#### [Provided entries]
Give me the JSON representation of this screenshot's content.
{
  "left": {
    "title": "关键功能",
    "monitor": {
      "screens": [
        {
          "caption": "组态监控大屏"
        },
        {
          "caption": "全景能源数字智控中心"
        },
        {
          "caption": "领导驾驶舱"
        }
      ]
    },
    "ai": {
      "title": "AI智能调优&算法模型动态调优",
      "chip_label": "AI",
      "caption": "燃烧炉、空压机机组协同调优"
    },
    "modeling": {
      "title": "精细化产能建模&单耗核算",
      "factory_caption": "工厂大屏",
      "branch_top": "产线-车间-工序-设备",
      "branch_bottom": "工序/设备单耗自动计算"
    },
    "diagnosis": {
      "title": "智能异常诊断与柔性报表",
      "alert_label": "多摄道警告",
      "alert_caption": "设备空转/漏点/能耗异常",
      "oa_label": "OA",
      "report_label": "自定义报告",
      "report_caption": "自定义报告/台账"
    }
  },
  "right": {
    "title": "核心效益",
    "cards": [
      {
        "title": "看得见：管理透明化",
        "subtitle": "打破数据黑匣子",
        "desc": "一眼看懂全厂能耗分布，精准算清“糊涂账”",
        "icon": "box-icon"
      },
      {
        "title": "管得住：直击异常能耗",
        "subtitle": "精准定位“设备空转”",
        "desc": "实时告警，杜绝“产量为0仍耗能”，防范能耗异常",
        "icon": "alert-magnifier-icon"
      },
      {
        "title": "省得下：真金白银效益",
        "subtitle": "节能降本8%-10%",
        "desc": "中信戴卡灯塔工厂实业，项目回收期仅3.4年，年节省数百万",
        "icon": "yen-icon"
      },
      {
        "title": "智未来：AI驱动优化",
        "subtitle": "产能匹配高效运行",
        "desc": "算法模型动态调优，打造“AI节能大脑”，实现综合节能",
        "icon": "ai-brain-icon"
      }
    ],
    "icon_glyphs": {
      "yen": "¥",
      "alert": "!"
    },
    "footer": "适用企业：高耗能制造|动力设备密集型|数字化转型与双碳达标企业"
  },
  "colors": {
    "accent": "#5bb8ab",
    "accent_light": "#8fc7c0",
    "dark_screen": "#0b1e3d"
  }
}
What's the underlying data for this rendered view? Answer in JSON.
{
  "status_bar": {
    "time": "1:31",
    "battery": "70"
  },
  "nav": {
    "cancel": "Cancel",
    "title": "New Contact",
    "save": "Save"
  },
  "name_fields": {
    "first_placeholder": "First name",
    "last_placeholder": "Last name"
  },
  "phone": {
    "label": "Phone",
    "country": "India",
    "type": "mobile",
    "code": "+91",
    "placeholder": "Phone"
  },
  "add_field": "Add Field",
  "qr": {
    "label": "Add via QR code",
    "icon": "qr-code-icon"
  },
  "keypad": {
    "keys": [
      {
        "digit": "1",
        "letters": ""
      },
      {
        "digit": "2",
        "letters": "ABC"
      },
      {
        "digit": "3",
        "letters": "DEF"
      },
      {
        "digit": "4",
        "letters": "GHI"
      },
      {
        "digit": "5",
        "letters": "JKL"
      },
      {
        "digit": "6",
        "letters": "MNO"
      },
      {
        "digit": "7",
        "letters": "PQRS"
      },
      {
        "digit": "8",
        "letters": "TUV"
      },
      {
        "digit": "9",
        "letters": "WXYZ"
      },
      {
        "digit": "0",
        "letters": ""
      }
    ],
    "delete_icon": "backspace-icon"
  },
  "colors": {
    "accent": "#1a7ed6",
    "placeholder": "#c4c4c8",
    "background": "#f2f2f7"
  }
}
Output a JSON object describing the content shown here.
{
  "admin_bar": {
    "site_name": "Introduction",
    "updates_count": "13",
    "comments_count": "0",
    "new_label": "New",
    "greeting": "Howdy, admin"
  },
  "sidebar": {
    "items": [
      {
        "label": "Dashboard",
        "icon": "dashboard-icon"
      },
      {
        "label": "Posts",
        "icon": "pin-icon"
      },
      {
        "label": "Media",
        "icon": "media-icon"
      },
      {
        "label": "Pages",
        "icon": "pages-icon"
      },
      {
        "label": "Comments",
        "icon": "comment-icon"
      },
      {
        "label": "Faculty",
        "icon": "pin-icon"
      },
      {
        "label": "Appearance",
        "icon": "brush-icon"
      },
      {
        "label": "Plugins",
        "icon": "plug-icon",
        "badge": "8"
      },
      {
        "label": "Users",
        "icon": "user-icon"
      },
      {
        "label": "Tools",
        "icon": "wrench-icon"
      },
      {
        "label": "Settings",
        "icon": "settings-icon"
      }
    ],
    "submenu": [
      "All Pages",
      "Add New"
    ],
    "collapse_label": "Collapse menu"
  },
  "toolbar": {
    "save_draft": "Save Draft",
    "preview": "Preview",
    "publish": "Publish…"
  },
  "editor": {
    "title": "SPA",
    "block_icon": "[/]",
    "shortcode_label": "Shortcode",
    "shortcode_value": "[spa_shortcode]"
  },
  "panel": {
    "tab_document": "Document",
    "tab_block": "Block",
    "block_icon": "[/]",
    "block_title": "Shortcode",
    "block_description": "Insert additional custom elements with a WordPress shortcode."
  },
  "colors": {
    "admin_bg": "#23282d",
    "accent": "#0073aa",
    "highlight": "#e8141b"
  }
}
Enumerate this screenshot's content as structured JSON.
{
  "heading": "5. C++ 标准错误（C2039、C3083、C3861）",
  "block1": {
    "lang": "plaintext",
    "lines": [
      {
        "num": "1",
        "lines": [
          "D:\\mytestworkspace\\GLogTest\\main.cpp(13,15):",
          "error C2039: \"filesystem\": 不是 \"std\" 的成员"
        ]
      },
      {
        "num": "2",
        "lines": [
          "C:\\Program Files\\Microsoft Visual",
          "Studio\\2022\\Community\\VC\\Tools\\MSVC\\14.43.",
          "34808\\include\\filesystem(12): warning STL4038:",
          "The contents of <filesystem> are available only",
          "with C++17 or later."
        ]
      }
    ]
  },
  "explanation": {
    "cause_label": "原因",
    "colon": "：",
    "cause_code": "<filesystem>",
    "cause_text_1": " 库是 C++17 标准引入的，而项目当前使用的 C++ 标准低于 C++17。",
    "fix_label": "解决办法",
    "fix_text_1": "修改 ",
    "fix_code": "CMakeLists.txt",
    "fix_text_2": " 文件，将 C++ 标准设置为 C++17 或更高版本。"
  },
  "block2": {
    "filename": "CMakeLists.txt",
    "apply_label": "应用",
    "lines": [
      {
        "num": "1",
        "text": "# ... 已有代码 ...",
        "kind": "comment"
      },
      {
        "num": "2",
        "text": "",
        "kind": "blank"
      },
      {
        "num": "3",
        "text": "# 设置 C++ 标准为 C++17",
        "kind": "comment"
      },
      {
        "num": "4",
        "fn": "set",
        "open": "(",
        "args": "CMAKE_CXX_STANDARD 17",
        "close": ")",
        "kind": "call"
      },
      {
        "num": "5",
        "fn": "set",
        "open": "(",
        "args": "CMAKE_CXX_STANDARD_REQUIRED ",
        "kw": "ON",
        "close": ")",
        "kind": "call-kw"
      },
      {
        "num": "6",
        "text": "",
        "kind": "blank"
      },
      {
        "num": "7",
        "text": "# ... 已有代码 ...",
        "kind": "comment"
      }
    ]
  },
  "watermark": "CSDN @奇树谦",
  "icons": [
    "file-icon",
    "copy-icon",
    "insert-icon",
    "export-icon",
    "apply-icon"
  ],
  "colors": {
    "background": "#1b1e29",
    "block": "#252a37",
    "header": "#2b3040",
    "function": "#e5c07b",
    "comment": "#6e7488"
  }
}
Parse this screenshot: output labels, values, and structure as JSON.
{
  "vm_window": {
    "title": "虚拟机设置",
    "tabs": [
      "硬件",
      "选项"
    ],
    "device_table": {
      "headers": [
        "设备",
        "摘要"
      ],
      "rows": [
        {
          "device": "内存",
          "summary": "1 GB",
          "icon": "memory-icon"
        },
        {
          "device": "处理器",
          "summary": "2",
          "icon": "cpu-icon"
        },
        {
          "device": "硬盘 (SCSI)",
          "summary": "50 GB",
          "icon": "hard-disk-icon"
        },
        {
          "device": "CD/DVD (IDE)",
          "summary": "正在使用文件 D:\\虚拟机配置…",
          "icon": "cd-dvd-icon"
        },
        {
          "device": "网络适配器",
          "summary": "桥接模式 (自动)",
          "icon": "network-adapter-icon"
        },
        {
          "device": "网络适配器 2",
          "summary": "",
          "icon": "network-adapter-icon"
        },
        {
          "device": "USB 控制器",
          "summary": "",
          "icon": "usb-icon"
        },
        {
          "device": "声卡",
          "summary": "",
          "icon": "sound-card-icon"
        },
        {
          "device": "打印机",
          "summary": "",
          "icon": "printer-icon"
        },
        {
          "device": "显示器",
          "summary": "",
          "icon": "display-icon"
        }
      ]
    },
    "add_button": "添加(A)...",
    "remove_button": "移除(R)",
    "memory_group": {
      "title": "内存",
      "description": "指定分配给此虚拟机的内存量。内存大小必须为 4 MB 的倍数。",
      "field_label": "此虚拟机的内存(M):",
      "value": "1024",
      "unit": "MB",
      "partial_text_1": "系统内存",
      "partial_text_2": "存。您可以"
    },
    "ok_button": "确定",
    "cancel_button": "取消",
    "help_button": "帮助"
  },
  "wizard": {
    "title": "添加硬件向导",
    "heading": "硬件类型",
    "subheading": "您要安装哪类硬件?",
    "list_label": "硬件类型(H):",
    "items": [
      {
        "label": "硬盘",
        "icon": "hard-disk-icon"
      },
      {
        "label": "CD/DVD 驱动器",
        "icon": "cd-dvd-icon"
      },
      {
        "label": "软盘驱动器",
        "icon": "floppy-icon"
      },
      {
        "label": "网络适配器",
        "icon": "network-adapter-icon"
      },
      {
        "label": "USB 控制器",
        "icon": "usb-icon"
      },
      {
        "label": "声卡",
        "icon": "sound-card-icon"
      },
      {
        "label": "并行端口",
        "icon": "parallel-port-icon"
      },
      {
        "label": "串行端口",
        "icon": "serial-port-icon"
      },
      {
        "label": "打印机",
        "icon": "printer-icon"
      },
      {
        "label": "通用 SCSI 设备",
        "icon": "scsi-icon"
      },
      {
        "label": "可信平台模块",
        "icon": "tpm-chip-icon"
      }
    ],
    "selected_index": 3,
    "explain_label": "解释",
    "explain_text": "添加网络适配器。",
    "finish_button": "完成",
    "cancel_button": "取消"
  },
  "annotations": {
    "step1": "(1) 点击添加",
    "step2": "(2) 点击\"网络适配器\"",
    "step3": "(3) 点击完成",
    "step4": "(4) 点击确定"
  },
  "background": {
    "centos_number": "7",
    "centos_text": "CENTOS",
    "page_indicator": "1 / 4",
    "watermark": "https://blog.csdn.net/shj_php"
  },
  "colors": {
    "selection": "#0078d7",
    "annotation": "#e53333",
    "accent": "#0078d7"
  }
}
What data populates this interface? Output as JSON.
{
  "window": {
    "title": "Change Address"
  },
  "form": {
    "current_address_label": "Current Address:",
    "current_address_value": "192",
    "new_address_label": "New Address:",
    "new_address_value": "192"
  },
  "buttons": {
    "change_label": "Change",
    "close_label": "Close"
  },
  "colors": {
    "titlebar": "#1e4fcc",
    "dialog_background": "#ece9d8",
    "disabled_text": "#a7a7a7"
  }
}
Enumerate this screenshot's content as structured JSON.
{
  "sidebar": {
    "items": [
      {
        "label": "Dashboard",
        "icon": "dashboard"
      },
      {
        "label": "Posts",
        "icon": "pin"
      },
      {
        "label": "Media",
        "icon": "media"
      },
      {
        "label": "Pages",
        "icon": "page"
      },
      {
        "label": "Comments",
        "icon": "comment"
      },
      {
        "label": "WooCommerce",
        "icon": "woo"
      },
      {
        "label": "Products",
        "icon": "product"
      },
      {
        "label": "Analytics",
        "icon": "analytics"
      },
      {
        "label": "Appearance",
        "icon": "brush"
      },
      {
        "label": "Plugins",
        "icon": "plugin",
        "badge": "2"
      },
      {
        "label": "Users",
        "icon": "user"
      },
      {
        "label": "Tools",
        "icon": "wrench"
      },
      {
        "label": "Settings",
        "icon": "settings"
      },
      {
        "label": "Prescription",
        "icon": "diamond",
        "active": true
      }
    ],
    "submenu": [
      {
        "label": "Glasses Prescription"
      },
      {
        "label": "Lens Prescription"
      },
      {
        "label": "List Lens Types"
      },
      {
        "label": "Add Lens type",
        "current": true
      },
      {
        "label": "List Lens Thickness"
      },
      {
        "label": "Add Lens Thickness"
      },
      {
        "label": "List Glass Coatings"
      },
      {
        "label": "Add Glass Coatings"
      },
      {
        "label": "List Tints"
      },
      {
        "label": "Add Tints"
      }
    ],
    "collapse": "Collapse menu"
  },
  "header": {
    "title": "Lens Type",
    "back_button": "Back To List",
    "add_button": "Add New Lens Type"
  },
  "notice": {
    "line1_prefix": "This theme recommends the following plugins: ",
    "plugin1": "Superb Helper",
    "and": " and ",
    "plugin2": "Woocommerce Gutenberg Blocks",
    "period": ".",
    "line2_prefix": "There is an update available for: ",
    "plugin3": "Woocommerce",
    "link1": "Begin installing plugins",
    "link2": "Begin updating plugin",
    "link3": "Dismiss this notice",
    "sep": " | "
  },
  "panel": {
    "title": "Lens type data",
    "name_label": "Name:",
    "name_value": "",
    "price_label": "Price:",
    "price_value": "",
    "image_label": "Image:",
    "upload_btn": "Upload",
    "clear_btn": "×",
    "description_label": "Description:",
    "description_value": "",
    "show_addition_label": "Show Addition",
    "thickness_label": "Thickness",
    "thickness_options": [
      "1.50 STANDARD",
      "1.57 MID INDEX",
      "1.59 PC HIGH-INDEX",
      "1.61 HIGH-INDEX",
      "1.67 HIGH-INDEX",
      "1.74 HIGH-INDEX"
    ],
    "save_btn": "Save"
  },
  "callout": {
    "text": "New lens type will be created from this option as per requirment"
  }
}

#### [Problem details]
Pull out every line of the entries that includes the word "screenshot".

#### [Result of the task]
Give me the JSON representation of this screenshot's content.
Enumerate this screenshot's content as structured JSON.
Parse this screenshot: output labels, values, and structure as JSON.
Enumerate this screenshot's content as structured JSON.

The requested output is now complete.